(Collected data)

=======

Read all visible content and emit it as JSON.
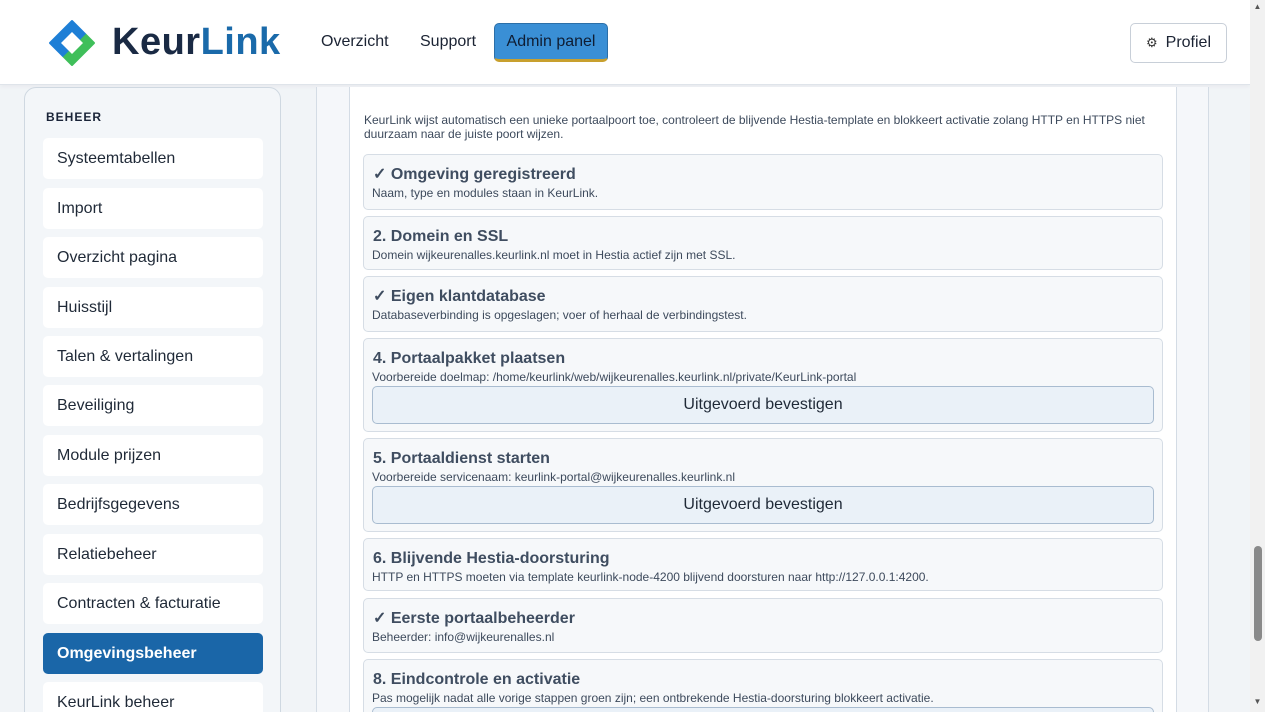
{
  "header": {
    "brand_part1": "Keur",
    "brand_part2": "Link",
    "nav": [
      "Overzicht",
      "Support",
      "Admin panel"
    ],
    "profile_label": "Profiel",
    "profile_icon": "gear-icon"
  },
  "sidebar": {
    "heading": "BEHEER",
    "items": [
      "Systeemtabellen",
      "Import",
      "Overzicht pagina",
      "Huisstijl",
      "Talen & vertalingen",
      "Beveiliging",
      "Module prijzen",
      "Bedrijfsgegevens",
      "Relatiebeheer",
      "Contracten & facturatie",
      "Omgevingsbeheer",
      "KeurLink beheer"
    ],
    "active_item": "Omgevingsbeheer"
  },
  "main": {
    "intro": "KeurLink wijst automatisch een unieke portaalpoort toe, controleert de blijvende Hestia-template en blokkeert activatie zolang HTTP en HTTPS niet duurzaam naar de juiste poort wijzen.",
    "steps": [
      {
        "title": "✓ Omgeving geregistreerd",
        "desc": "Naam, type en modules staan in KeurLink.",
        "done": true
      },
      {
        "title": "2. Domein en SSL",
        "desc": "Domein wijkeurenalles.keurlink.nl moet in Hestia actief zijn met SSL.",
        "done": false
      },
      {
        "title": "✓ Eigen klantdatabase",
        "desc": "Databaseverbinding is opgeslagen; voer of herhaal de verbindingstest.",
        "done": true
      },
      {
        "title": "4. Portaalpakket plaatsen",
        "desc": "Voorbereide doelmap: /home/keurlink/web/wijkeurenalles.keurlink.nl/private/KeurLink-portal",
        "button": "Uitgevoerd bevestigen",
        "done": false
      },
      {
        "title": "5. Portaaldienst starten",
        "desc": "Voorbereide servicenaam: keurlink-portal@wijkeurenalles.keurlink.nl",
        "button": "Uitgevoerd bevestigen",
        "done": false
      },
      {
        "title": "6. Blijvende Hestia-doorsturing",
        "desc": "HTTP en HTTPS moeten via template keurlink-node-4200 blijvend doorsturen naar http://127.0.0.1:4200.",
        "done": false
      },
      {
        "title": "✓ Eerste portaalbeheerder",
        "desc": "Beheerder: info@wijkeurenalles.nl",
        "done": true
      },
      {
        "title": "8. Eindcontrole en activatie",
        "desc": "Pas mogelijk nadat alle vorige stappen groen zijn; een ontbrekende Hestia-doorsturing blokkeert activatie.",
        "done": false
      }
    ]
  },
  "colors": {
    "brand_dark": "#1a2a44",
    "brand_blue": "#1a6aaa",
    "active_nav": "#1a66a8",
    "admin_button": "#3a8fd5"
  }
}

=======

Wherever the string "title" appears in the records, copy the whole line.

        "title": "✓ Omgeving geregistreerd",
        "title": "2. Domein en SSL",
        "title": "✓ Eigen klantdatabase",
        "title": "4. Portaalpakket plaatsen",
        "title": "5. Portaaldienst starten",
        "title": "6. Blijvende Hestia-doorsturing",
        "title": "✓ Eerste portaalbeheerder",
        "title": "8. Eindcontrole en activatie",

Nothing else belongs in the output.